If you think a 401(k) is the name of a new indie band, then we need to have a serious discussion about retirement. As you get older, the stress compounds if you didn't take steps to set up a foundation for your retirement when you were younger.
Teaching is both craft and profession -- and more.
Thus teaching is a deeply social and emotional activity. You have to know your students and be able to read them quickly, and from that reading make decisions to slow down or speed up, stay with a point or return to it later, connect one student’s comment to another’s.
Simultaneously, you are assessing on the fly Susie’s silence, Pedro’s slump, Janelle’s uncharacteristic aggressiveness. Students are, to varying degrees, also learning from each other, learning all kinds of things, from how to carry oneself to how to multiply mixed numbers.
How teachers draw on this dynamic interaction varies depending on their personal style, the way they organize their rooms, and so on—but it is an ever-present part of the work they do.
The culmination of my quest for more powerful learning grounded in theory and research came when recently I conducted an experiment in pushing constructionism into the digital age.
Constructionism is based on two types of construction. First, it asserts that learning is an active process, in which people actively construct knowledge from their experience in the world. People don’t get ideas; they make them. This aspect of construction comes from the constructivist theory of knowledge development by Jean Piaget. To Piaget’s concept, Papert added another type of construction, arguing that people construct new knowledge with particular effectiveness when they are engaged in constructing personally meaningful products.
Imagine my surprise and joy when I realized that I had arrived at constructionism prior to knowing that such a theory even existed. I believe that thousands of other educators are unknowingly working within the constructionist paradigm as well. Although many within the Maker movement are aware that it has it’s roots in constructionism, the movement is gaining impressive momentum without the majority of Makers realizing that there is a strong theoretical foundation behind their work.
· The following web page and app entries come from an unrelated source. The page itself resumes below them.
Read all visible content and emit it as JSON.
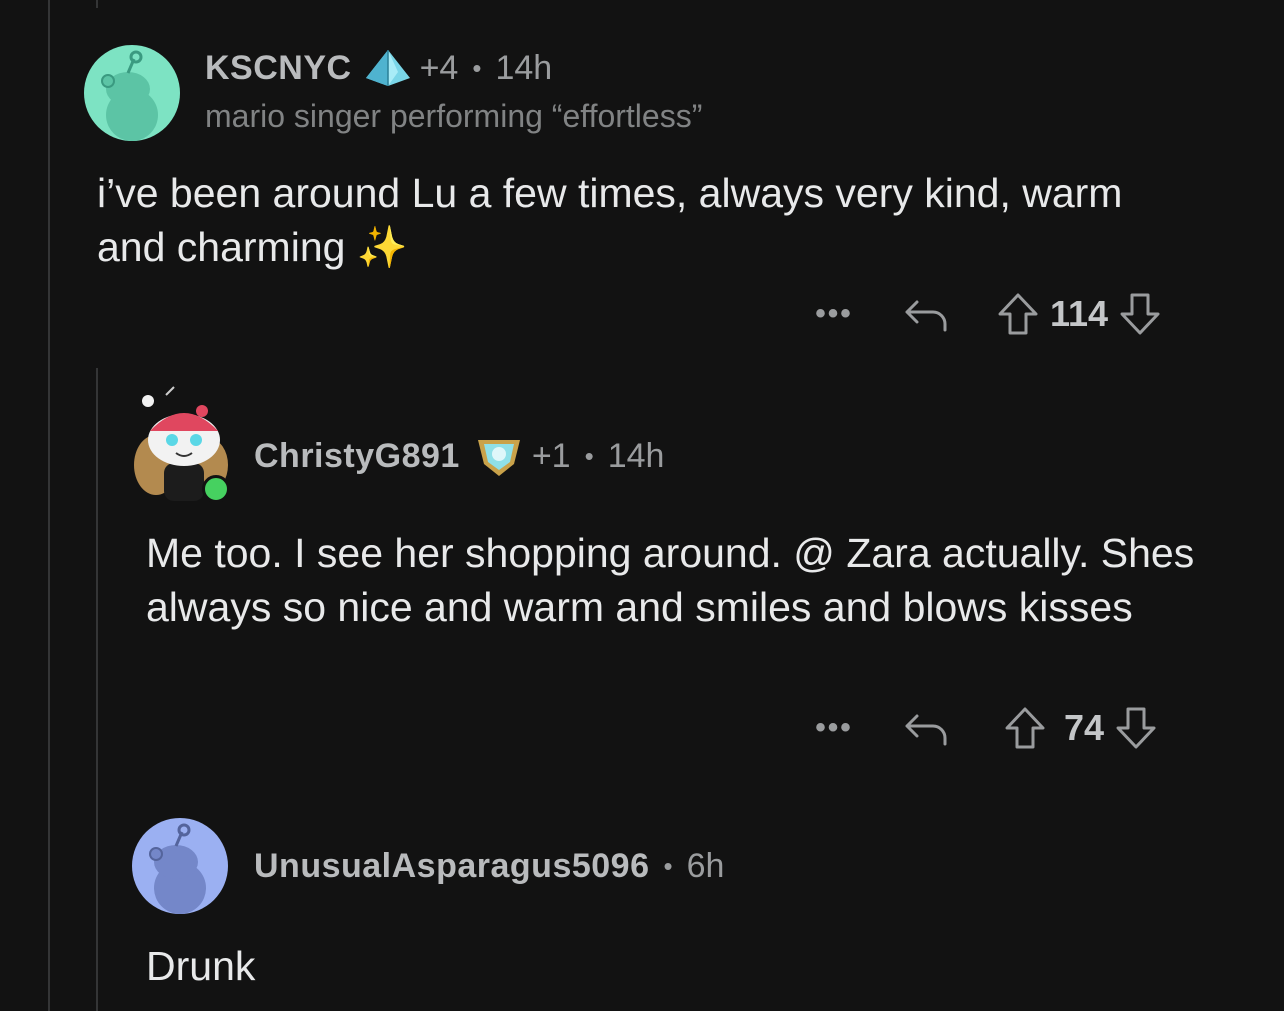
{
  "colors": {
    "background": "#121212",
    "online": "#46d160"
  },
  "comments": [
    {
      "username": "KSCNYC",
      "award_icon": "crystal-award-icon",
      "award_extra": "+4",
      "time": "14h",
      "flair": "mario singer performing “effortless”",
      "body": "i’ve been around Lu a few times, always very kind, warm and charming ✨",
      "votes": "114"
    },
    {
      "username": "ChristyG891",
      "award_icon": "shield-award-icon",
      "award_extra": "+1",
      "time": "14h",
      "body": "Me too. I see her shopping around. @ Zara actually. Shes always so nice and warm and smiles and blows kisses",
      "votes": "74"
    },
    {
      "username": "UnusualAsparagus5096",
      "time": "6h",
      "body": "Drunk"
    }
  ],
  "actions": {
    "more": "•••"
  }
}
After I came to understand this connection between my practices and the supporting theoretical framework I was better able to focus and refine my practice. Even more importantly, I felt more confident and powerful in forging ahead with further experiments in the learning situations I design for my learners.
Think you’ve got a good grasp of grammar? Prove it! Test yourself with Grammatically speaking, the interactive grammar quiz. (Take the @StaplesCanada’s grammar quiz, if you like to geek out a bit on some grammar rules!
Most people considering a visit to Hawaii know we have a lot of beaches here. Our six major islands all are completely rimmed with beaches, and all the (Hawaii’s Secret (and not so secret)Beaches http://t.co/9jzNuIuzg6...